Your instructions -
Pull every line with "DefaultIntegration" from the data below and copy it.

(Entries from a dataset of interfaces)
────
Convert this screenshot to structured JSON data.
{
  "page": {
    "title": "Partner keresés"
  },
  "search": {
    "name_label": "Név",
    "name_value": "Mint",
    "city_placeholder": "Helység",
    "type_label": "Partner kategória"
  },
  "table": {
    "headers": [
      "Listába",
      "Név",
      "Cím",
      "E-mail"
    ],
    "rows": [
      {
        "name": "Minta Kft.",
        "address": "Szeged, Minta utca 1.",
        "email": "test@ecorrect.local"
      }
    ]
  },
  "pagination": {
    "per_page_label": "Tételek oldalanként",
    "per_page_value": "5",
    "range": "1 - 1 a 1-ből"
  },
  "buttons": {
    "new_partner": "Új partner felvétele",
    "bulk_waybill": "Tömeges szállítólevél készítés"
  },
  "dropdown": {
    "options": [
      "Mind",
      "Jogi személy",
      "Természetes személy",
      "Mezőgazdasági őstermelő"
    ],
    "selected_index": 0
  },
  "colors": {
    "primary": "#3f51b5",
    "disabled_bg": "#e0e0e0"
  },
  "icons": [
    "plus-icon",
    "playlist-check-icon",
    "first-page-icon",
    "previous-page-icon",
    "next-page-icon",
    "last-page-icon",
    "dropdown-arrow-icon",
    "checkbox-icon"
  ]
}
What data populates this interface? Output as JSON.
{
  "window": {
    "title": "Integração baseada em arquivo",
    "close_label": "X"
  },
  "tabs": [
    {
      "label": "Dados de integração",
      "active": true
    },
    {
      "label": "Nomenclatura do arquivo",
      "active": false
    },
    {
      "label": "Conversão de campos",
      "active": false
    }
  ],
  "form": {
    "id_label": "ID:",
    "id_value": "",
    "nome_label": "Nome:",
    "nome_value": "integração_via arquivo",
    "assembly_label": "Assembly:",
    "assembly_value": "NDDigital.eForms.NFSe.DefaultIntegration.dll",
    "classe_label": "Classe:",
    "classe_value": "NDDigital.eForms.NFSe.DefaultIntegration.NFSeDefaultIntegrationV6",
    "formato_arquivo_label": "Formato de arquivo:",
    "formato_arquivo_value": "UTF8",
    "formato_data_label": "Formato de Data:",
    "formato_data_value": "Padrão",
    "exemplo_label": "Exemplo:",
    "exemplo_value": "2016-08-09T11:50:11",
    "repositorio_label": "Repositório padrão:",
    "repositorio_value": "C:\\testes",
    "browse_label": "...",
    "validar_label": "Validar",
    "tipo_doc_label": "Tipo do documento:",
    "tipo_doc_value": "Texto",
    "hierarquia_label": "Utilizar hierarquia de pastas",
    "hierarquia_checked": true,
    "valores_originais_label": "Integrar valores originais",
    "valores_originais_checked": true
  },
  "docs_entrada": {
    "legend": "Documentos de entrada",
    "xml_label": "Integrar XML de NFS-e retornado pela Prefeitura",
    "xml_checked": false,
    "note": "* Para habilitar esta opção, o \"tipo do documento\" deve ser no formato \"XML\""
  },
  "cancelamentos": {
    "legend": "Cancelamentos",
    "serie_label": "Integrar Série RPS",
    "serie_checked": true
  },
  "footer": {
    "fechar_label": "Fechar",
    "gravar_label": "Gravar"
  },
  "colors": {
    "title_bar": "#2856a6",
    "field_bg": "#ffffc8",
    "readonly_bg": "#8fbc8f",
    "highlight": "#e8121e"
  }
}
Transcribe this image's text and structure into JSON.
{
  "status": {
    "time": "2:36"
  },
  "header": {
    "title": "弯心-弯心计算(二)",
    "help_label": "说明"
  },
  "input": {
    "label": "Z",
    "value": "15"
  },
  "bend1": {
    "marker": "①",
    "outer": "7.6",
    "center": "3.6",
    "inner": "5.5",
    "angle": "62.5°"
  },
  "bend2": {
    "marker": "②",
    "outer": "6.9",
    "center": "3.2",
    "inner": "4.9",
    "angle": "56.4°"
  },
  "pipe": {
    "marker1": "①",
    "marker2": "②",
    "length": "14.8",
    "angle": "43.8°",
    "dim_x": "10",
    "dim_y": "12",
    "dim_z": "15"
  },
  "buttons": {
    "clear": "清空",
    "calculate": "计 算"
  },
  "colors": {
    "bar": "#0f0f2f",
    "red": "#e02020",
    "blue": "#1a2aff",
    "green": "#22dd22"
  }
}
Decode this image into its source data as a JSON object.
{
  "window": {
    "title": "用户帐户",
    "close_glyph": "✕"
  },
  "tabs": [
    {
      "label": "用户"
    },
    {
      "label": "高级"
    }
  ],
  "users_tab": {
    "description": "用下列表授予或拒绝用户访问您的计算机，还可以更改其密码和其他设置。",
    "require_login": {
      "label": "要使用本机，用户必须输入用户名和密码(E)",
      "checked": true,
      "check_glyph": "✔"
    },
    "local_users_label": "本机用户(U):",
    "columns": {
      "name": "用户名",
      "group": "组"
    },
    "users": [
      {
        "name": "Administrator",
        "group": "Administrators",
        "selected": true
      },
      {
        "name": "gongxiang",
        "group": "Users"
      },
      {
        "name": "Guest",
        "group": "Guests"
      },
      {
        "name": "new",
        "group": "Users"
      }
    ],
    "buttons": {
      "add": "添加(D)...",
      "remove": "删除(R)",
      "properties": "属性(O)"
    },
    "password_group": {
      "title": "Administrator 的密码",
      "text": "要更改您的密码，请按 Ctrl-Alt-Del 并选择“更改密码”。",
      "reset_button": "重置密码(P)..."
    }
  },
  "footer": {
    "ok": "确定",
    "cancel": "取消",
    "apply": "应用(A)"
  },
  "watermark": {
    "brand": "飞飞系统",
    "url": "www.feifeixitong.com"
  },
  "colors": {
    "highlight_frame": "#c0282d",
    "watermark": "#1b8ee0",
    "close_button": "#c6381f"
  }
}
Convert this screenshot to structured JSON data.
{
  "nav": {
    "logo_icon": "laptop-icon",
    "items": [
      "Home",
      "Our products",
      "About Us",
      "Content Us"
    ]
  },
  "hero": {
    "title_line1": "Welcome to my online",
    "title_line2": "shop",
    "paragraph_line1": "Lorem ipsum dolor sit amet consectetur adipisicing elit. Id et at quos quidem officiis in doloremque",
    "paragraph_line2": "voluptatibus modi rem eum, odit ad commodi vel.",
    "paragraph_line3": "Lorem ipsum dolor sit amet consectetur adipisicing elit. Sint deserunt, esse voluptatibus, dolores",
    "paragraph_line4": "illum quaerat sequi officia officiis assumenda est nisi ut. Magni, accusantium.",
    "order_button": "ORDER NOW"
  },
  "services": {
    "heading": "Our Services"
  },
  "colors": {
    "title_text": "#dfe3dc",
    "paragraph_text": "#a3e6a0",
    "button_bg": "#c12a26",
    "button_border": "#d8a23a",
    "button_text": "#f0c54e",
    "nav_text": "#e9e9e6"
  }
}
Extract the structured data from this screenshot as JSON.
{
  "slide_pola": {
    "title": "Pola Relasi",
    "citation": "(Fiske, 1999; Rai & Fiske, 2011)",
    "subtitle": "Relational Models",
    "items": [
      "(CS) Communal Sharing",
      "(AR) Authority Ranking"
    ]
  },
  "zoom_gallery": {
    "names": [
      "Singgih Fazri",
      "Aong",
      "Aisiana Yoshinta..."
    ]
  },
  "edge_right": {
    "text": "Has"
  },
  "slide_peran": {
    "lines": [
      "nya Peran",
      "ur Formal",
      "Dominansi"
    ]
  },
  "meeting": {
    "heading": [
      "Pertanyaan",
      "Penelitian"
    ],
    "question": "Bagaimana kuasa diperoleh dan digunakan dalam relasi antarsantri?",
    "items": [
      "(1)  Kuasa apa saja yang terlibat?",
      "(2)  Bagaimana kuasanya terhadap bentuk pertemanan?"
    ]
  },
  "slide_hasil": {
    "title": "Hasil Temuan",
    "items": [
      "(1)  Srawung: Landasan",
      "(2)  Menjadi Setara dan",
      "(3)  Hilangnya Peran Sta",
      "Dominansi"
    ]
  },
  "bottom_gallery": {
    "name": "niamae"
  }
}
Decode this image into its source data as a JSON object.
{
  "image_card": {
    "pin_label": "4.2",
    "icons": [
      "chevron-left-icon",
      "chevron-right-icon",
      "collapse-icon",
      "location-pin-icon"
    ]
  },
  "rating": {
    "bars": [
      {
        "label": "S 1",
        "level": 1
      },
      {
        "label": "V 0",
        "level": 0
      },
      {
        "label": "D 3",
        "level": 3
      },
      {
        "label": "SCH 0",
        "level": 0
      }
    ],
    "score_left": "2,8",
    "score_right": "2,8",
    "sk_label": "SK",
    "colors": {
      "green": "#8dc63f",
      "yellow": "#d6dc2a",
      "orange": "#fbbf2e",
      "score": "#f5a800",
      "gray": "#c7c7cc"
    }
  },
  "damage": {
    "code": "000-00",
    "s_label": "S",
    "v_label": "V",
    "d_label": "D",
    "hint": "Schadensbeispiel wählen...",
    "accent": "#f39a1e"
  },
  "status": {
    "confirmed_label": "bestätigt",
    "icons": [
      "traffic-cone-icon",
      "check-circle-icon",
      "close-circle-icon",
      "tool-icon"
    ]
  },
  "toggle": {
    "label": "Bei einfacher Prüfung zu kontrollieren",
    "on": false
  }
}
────
Exercise output -
    "assembly_value": "NDDigital.eForms.NFSe.DefaultIntegration.dll",
    "classe_value": "NDDigital.eForms.NFSe.DefaultIntegration.NFSeDefaultIntegrationV6",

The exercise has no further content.